No wonder time was breaking. It was changing, over and over again. Things that should have been fixed no longer were, people whose descendants would have done something hundreds of thousands years later were killed before they could have children. History was falling apart, killed by a thousand cuts.
“Wait… wherever you are. I’m not going to tell you about yourselves. I’m going to show you instead. Wait. I’ll open the door to my… box for you when I’m ready.”
The Doctor went back to his TARDIS. About five minutes later it vanished, and then promptly reappeared again. By this point, there were several angel statues watching it that hadn’t been there earlier.
The door creaked open. The angels went in. The TARDIS flew away.
The TARDIS then not only opened its doors but shifted the gravity, causing the angels to go flying out through the door to land on the world below.
It was not the same world that they had left. It was a barren, molten world, with a sky filled with ash.
A voice, the Doctor’s voice, a recording came blaring from the TARDIS.
“You want me to tell you about yourselves? You are killers. I’ve seen you force a girl to count down the minutes to her death, just because it amused you. I’ve seen you kill a man and use his vocal cords so that you could use him to taunt us. I’ve seen planets that you’ve killed. I’ve heard you laugh while you hunt. And none of that,nothing compares to what you are doing to time. You're killing whole universes, over and over again. So yes. You are monsters, made by a monster. You spread fear and terror across the universe… or at least, you did. But, now, time is so broken that I can take you and put you on this dying world at the end of the universe, where you’ll never be able to harm anyone ever again. You’ll be alone, weeping, right until the universe ends.”
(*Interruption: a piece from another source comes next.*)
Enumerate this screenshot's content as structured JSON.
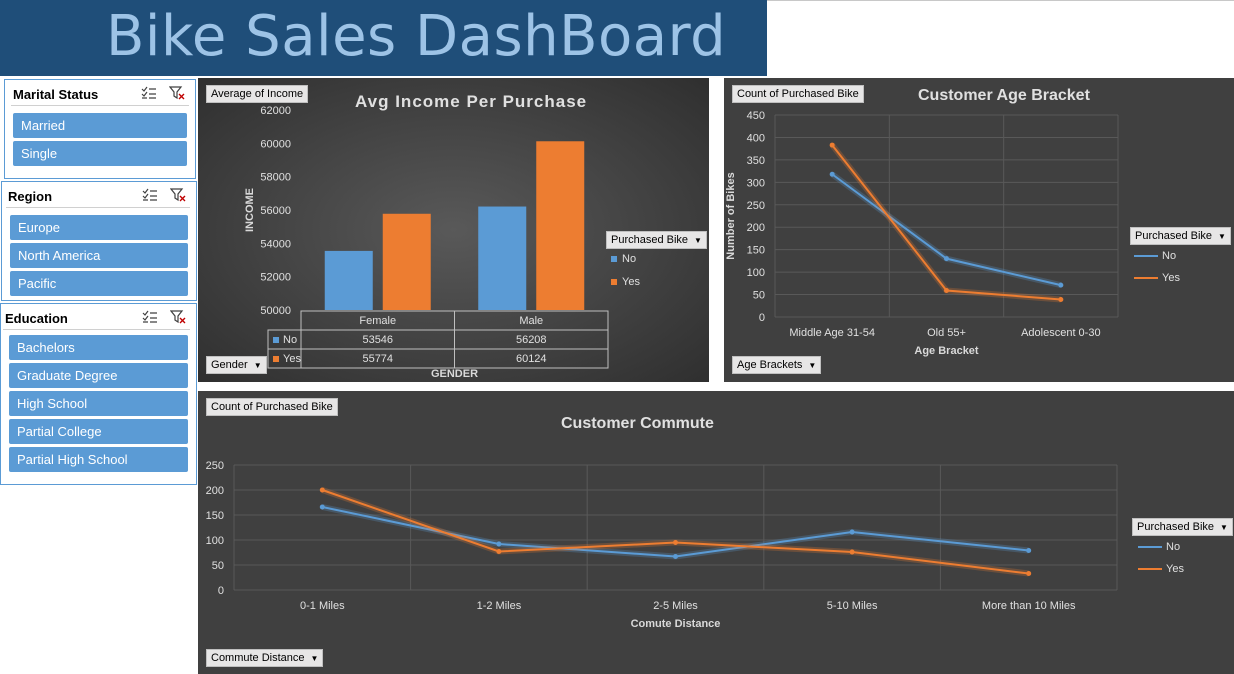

And then the TARDIS faded away, back to Earth, to pick up the Doctor from where it had left him. Five minutes after the angels had entered the TARDIS. Five minutes after the Doctor stopped time from completely falling apart. Five minutes after he left the angels stranded on a dying world in a dying universe.